This synergetic study revealed the benefits of post-adsorptive effects of noble metals upon semiconductors fitting for photocatalytic reactions. We will not exhibit the results of this study, as they can be found on the link of the Physical Chemistry Chemical Physics journal. However, some of the attention-grabbing terms relating to the scope of the research and mentioned within this text will be explained in short and presented further down.
Like human defects, those of crystals come in a seemingly endless variety, many dreary and depressing, and a few fascinating.
Adsorption – the process of bonding of atoms, ions, or molecules to a surface of a material

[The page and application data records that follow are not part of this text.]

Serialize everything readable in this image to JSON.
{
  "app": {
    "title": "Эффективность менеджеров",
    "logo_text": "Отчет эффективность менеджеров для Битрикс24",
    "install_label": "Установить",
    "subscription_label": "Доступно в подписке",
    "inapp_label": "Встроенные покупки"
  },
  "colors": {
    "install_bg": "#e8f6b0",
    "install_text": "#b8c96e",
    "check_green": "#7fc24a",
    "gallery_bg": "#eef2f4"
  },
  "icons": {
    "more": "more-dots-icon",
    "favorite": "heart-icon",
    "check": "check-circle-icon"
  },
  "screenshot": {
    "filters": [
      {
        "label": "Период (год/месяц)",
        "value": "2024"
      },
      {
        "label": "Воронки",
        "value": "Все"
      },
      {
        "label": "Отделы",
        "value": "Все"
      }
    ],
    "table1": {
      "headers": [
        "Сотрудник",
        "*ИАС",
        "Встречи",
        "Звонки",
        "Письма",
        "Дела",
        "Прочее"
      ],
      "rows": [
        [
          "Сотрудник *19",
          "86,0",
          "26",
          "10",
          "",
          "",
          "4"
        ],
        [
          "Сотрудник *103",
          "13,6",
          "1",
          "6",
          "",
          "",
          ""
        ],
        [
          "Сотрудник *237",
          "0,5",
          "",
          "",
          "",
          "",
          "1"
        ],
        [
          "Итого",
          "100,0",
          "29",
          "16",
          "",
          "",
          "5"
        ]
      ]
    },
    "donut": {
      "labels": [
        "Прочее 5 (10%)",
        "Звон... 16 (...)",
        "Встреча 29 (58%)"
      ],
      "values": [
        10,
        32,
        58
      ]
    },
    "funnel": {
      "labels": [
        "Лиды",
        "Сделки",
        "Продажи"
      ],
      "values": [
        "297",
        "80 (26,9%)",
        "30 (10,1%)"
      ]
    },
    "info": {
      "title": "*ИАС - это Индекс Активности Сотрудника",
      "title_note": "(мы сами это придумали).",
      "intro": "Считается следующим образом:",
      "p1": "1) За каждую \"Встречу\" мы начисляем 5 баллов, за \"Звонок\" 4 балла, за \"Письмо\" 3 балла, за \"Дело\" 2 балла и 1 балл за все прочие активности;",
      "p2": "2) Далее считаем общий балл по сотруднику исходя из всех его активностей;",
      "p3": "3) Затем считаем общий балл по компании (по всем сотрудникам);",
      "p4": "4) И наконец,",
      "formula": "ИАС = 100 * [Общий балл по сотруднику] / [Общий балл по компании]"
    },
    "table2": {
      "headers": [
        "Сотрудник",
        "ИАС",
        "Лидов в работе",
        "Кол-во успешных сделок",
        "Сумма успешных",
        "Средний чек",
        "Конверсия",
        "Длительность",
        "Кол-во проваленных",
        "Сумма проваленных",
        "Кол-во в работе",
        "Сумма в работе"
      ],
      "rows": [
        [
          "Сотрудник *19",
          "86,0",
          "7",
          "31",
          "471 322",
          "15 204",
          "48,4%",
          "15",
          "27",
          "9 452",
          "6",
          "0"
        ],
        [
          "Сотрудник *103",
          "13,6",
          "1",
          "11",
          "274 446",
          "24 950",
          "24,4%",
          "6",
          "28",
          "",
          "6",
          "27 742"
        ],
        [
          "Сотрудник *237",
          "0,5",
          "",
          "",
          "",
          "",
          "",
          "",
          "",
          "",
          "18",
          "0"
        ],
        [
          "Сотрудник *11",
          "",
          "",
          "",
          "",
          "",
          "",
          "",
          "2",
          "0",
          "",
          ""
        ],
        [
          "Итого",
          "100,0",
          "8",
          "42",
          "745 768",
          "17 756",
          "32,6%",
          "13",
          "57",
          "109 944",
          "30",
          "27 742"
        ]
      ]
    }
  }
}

Photoreaction – chemical reaction involving absorption of electromagnetic radiation by one or more reactants
Photocatalysis – acceleration of chemical reaction induced by adding photocatalyst
Photocatalyst – chemical which absorbs light and provides energy to reactants in order to make the reaction occur; photocatalysts are essentially semiconductors
Titanium dioxide – TiO2; titanium(IV)oxide is a naturally occurring oxide of titanium. Due to its stability and affordability, this material has several active applications – like paint, sunscreen, and food coloring (E171) – it is also a wide-gap semiconductor, which in anatase crystal arrangement exhibits noteworthy photocatalytic activity. However, to be an all-inclusive semiconductor accepted as a photocatalyst, it is essential to reduce the width of its bandgap and address all of the disruptions caused by the recombination of charge carriers, which are the basis of modern electronics, as explained by rules of quantum physics.
Given the significance of TiO2 positive sides, modification and regulation of physicochemical properties of this material are the dominant research point in studies concerning photocatalysis. Emerging aspects and fresh research perspectives regarding this semiconductor are constantly growing, thus the number of research groups addressing the issues of inconsistencies and deficiencies is increasing.